Verizon Wireless operates the nation's most reliable wireless voice and data network, serving 68.7 million customers. Headquartered in Basking Ridge, N.J., with 70,000 employees nationwide, Verizon Wireless is a joint venture of Verizon Communications (NYSE: VZ) and Vodafone (NYSE and LSE: VOD). For more information, go to: www.verizonwireless.com. To preview and request broadcast-quality video footage and high-resolution stills of Verizon Wireless operations, log on to the Verizon Wireless Multimedia Library at www.verizonwireless.com/multimedia.
Verizon Wireless encourages customers who are upgrading their wireless phone to participate in its exclusive HopeLine phone-recycling program. The national HopeLine program distributes previously owned wireless phones to victims of domestic violence, supports non-profit domestic violence advocacy groups and provides an environmentally safe method of recycling phones. Donations are accepted at any Verizon Wireless Communications Store across the country. For additional information, customers can also visit www.verizonwireless.com/hopeline.
About Asian Americans for Community Involvement (AACI)
Focusing on the diverse Asian American community, AACI's mission is to improve the health, mental health, and well-being of individuals and their families by providing an array of human services. AACI empowers the Asian American community by working collaboratively for equality and social justice. www.aaci.org

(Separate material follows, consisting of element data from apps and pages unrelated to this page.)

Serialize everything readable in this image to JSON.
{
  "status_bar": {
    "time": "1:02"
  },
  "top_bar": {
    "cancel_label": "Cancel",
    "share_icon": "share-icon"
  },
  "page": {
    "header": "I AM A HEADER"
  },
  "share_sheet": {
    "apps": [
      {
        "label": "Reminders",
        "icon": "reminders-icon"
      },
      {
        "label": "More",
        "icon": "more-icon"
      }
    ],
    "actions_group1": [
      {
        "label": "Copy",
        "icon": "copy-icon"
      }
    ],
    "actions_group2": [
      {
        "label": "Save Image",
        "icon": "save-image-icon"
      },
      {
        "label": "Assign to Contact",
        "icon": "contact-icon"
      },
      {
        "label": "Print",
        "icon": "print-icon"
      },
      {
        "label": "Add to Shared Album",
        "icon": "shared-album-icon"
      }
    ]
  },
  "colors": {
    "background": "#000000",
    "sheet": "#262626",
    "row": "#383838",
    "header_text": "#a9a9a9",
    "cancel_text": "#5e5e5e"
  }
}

About Asian Women's Shelter (AWS)
The mission of the Asian Women's Shelter (AWS) is to eliminate domestic violence by promoting the social, economic, and political self-determination of women. AWS is committed to every person's right to live in a violence-free home. It specifically addresses the cultural and language needs of immigrant, refugee, and U.S.-born Asian women and their children. AWS's perspective is reflected in the agency's broad strategy, which integrates culturally knowledgeable and language-accessible shelter services, educational programs, and community-based initiatives and advocacy. www.sfaws.org
About Chinese Community Health Resource Center (CCHRC)

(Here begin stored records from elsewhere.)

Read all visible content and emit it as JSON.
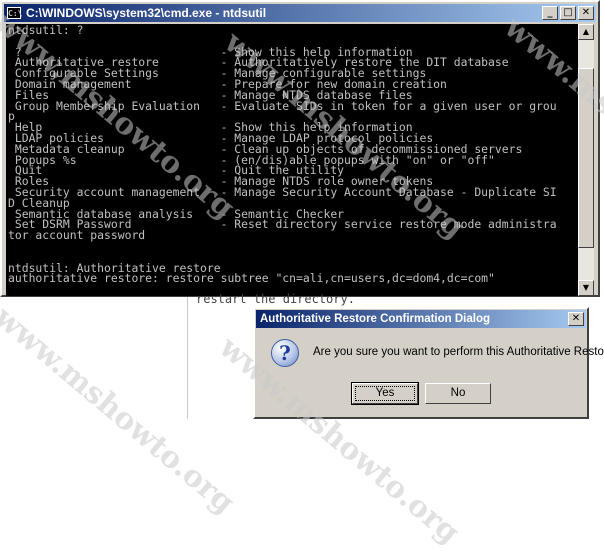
{
  "window": {
    "icon_label": "C:\\",
    "title": "C:\\WINDOWS\\system32\\cmd.exe - ntdsutil",
    "buttons": {
      "minimize": "_",
      "maximize": "□",
      "close": "✕"
    }
  },
  "console": {
    "text": "ntdsutil: ?\n\n ?                             - Show this help information\n Authoritative restore         - Authoritatively restore the DIT database\n Configurable Settings         - Manage configurable settings\n Domain management             - Prepare for new domain creation\n Files                         - Manage NTDS database files\n Group Membership Evaluation   - Evaluate SIDs in token for a given user or grou\np\n Help                          - Show this help information\n LDAP policies                 - Manage LDAP protocol policies\n Metadata cleanup              - Clean up objects of decommissioned servers\n Popups %s                     - (en/dis)able popups with \"on\" or \"off\"\n Quit                          - Quit the utility\n Roles                         - Manage NTDS role owner tokens\n Security account management   - Manage Security Account Database - Duplicate SI\nD Cleanup\n Semantic database analysis    - Semantic Checker\n Set DSRM Password             - Reset directory service restore mode administra\ntor account password\n\n\nntdsutil: Authoritative restore\nauthoritative restore: restore subtree \"cn=ali,cn=users,dc=dom4,dc=com\""
  },
  "background_text": "restart the directory.",
  "dialog": {
    "title": "Authoritative Restore Confirmation Dialog",
    "close": "✕",
    "icon": "question-icon",
    "message": "Are you sure you want to perform this Authoritative Restore?",
    "yes_label": "Yes",
    "no_label": "No"
  },
  "watermark": "www.mshowto.org"
}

The Chinese Community Health Resource Center (CCHRC) was established in 1989 as a community health resource center, with support from the Chinese Community Health Care Association (a physicians' independent practice association), Chinese Community Health Plan, and Chinese Hospital. In 2006, CCHRC received approval for a (501c3) non-profit status. The Center's mission is to build a healthy community through culturally and linguistically competent preventive health, disease management, and research programs. www.cchrchealth.org
About Korean Community Center of the East Bay
The Korean Community Center of the East Bay (KCCEB) was established in 1977, to empower the Korean American and other communities of the Bay Area through education, advocacy, service and the development of community-based resources, and is known to be a competent multi-service provider to K-A and other immigrant communities. www.kcceb.org
Maitri offers a hotline, legal and immigration advocacy, and transitional housing for South Asian women and their children impacted by domestic violence, human trafficking, cultural isolation, and unresolved family conflict, providing linguistically sensitive services and intensive client advocacy and peer counseling, as well as outreach that builds community awareness and addresses policy change. www.maitri.org